Offensive Stance: “It has blocked new programs, prevented service growth, stalled industry initiative and placed troops at greater risk.” — U.S. Defense Secretary Jim Mattis, blaming Congress for the Pentagon’s readiness deficit.
Answer This: Tell us how you really feel. OZY’s next TV show, Third Rail With OZY, is launching on PBS this fall! To kick things off, we’re shelving the PC and launching debates. Each Wednesday, we’ll post a provocative question, with a focus on topics that might make it onto the show. Our Third Rail With OZY question this week delves into identity: Is it more acceptable to be transgender than transracial? Why or why not? Go deep. Email email@example.com with your thoughts or a personal story, and we might feature your answer next week.
They came at the king and didn’t miss. Golden State conquered Cleveland 129-120 in Game 5 last night, clinching the title on their home court. Series MVP Kevin Durant scored 39 points, while Stephen Curry redeemed last year’s disappointing finals performance with 34. But basketball’s monarch fought bravely: LeBron James dropped 41 points with little chance of reprising 2016’s historic 3-1 deficit comeback. Durant, who’s still fending off critics of his move from Oklahoma, said he couldn’t wait to celebrate, “maybe for the rest of the summer.”

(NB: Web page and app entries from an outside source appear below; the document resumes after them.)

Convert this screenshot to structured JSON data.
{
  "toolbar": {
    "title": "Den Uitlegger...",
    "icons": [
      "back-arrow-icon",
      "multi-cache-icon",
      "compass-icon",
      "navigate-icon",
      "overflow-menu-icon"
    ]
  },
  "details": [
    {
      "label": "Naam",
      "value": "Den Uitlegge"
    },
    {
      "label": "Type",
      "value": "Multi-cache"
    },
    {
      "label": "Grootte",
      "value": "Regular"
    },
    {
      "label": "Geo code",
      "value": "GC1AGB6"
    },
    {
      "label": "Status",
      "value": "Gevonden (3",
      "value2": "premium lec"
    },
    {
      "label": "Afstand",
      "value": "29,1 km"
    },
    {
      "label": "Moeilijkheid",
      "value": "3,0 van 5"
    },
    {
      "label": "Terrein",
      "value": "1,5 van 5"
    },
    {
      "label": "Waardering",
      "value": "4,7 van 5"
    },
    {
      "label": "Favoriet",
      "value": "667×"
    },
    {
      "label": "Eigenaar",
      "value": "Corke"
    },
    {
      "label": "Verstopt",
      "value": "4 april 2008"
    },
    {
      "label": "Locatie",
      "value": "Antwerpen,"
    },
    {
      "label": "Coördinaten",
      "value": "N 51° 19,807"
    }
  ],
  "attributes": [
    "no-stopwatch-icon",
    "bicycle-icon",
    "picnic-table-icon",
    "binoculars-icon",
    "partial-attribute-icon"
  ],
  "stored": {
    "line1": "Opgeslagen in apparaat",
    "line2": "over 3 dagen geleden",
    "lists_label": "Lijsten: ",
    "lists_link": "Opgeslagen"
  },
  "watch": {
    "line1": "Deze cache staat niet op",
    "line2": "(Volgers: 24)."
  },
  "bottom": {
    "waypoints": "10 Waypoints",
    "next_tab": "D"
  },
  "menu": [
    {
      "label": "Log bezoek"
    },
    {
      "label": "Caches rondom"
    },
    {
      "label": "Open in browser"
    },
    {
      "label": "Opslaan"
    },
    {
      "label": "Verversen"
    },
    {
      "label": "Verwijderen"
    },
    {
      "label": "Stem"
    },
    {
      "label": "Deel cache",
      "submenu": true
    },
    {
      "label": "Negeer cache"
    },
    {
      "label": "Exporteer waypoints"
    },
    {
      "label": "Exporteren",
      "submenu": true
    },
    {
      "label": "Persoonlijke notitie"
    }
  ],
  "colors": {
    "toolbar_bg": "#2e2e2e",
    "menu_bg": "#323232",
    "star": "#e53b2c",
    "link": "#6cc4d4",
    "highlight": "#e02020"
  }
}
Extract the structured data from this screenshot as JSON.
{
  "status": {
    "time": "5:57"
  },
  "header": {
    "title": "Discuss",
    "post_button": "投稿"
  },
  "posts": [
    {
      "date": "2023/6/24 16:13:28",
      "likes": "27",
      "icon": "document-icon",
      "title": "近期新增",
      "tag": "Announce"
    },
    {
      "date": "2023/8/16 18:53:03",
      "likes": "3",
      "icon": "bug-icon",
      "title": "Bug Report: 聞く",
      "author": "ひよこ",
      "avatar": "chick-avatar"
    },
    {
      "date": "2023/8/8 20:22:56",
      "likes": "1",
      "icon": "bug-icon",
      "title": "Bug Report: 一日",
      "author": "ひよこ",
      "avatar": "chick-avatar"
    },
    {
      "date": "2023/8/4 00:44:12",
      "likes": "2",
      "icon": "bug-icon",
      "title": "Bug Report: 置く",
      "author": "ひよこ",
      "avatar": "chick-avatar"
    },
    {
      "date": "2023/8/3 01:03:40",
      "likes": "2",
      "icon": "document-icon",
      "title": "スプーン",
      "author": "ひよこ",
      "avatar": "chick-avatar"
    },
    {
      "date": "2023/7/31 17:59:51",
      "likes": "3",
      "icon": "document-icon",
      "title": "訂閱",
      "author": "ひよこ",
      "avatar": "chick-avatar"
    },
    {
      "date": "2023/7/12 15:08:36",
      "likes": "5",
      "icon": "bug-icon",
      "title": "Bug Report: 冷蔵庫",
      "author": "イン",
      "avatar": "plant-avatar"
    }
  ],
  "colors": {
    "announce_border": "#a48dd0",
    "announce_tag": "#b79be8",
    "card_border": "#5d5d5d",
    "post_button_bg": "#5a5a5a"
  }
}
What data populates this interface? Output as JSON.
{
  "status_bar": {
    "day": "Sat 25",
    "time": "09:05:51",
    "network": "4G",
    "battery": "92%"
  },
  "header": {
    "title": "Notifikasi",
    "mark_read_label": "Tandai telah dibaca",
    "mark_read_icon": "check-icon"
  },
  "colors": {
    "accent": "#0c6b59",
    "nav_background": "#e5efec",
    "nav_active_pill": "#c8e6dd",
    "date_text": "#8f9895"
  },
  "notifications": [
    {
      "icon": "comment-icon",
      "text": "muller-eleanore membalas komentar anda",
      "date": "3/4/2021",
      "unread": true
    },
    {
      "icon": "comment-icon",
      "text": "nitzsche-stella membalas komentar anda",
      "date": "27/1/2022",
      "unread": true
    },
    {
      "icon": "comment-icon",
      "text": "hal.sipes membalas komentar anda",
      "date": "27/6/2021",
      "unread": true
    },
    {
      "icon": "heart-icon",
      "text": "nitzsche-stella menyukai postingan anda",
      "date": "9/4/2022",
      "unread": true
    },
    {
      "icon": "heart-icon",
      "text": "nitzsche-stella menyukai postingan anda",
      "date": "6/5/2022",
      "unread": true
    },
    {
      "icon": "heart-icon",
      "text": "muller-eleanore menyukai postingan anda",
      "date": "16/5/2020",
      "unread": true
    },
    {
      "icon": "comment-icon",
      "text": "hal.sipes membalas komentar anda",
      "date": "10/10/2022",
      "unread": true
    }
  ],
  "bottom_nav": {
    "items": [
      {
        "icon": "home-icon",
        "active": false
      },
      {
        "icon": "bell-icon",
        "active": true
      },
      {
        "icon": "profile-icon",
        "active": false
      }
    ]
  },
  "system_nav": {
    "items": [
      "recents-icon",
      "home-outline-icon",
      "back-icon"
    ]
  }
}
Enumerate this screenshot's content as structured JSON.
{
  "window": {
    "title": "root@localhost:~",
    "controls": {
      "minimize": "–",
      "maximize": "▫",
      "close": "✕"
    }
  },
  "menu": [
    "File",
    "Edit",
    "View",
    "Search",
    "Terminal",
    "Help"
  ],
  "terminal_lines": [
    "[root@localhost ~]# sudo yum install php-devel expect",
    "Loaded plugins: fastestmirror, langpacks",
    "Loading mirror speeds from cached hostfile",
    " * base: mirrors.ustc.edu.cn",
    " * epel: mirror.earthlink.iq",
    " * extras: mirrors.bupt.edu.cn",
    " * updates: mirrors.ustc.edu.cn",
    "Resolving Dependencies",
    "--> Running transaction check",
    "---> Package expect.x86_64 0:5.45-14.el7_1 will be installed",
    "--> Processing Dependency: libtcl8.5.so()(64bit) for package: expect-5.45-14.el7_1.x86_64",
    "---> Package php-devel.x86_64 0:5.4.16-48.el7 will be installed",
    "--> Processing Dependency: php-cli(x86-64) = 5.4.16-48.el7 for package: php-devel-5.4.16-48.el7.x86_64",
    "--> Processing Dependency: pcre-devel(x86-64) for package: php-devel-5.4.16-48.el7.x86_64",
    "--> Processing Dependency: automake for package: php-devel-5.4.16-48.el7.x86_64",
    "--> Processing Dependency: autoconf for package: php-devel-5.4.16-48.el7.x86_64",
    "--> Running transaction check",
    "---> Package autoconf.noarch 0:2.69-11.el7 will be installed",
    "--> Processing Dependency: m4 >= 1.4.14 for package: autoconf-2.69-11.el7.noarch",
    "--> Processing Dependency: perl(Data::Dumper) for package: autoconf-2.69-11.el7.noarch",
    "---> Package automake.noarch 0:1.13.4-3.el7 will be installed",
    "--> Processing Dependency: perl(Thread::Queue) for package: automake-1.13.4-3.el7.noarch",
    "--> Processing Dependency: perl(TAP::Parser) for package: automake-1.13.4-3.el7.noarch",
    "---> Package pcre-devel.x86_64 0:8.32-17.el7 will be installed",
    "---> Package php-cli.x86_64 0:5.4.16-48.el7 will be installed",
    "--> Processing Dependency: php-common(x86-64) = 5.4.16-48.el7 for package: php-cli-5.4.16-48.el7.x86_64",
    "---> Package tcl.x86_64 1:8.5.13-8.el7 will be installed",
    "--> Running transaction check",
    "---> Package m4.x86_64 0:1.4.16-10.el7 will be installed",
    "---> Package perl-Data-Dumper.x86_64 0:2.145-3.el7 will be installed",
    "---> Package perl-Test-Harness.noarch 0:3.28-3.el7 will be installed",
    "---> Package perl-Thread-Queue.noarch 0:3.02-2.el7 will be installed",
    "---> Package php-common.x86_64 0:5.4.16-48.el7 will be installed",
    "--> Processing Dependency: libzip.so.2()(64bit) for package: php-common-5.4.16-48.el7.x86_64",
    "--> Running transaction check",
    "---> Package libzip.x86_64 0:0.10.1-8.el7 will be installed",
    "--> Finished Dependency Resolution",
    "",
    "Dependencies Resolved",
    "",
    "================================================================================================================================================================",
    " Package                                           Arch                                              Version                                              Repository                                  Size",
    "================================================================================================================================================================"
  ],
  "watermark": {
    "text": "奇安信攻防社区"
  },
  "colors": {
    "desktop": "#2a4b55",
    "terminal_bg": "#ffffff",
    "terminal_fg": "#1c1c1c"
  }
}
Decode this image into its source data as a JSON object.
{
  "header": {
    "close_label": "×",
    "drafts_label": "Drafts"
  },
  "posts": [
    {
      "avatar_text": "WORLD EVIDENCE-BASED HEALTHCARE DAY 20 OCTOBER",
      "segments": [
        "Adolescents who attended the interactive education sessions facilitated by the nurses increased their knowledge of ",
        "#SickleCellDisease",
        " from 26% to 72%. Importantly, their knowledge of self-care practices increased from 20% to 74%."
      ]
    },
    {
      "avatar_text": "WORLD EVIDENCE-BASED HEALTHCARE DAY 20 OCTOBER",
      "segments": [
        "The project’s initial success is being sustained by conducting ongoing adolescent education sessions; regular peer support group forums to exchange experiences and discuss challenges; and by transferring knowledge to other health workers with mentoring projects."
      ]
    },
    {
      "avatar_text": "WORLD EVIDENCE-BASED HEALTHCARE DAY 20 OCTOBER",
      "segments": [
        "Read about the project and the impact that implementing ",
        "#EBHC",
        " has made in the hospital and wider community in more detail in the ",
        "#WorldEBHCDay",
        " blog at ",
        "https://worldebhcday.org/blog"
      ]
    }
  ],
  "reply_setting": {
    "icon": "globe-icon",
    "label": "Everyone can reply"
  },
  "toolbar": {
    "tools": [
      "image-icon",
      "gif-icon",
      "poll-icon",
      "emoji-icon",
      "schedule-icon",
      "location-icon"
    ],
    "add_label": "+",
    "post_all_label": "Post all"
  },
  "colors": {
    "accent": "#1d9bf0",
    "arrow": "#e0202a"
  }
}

Look under the hood. Budget carriers like Portugal’s TAP are joining the long-haul game, ferrying fewer than 200 passengers per trip between Europe and North America, thanks to new generations of Boeing 737s and Airbus 320s. High fuel prices a decade ago spurred development of super-efficient engines, allowing these smaller jets to save fuel, pollute less — and cross the Atlantic. While cheap airlines’ nickel-and-diming for extras annoys passengers, one analyst maintains that for a $65 hop to Porto, “people will fly inside a barrel of toxic waste.”
It’s a matter of public record. Starting Friday, Trevor Noah’s Daily Show will host a weekend-long exhibit of President Trump’s Twitter highlights, playing on the presidential library tradition followed by every commander in chief since FDR. The pop-up promises an exhibit on contradictory tweets, a video retrospective of everything and everyone Trump has labeled “SAD!” and a chance to tweet from a golden toilet seat. Admission is free, but lines may be long at the West 57th Street exhibition, said to be visible from “a certain tower.”
Think of them as hired help. Russia is increasingly subcontracting its dirty work abroad to organized crime syndicates. Whether it’s stirring up insurgencies, hacking elections, or knocking off enemies, it turns out gangsters and other rank-and-file criminals have the skills the Kremlin needs to project its power. It’s a major risk, though. While these unsavory types provide the services traditional intelligence services can’t — or won’t — perform, the downside is that, well, they’re criminals: Unprofessional in the most basic sense, they might turn on their paymasters at any moment.
They want proof. Baby boxes — temporary cardboard bassinets — are booming among new parents. Following Finland’s example, some states are giving the supplies-laden cartons to expectant mothers to promote safer sleep. Proponents say the boxes’ firm mattresses and compact size help prevent sleep-related deaths, but the American Academy of Pediatrics warns of unanswered questions about potential bacterial growth and the safety of box adhesives. While consumer safety groups test the boxes, low Finnish infant mortality rates and increased awareness of newborns’ needs may help parents sleep more soundly.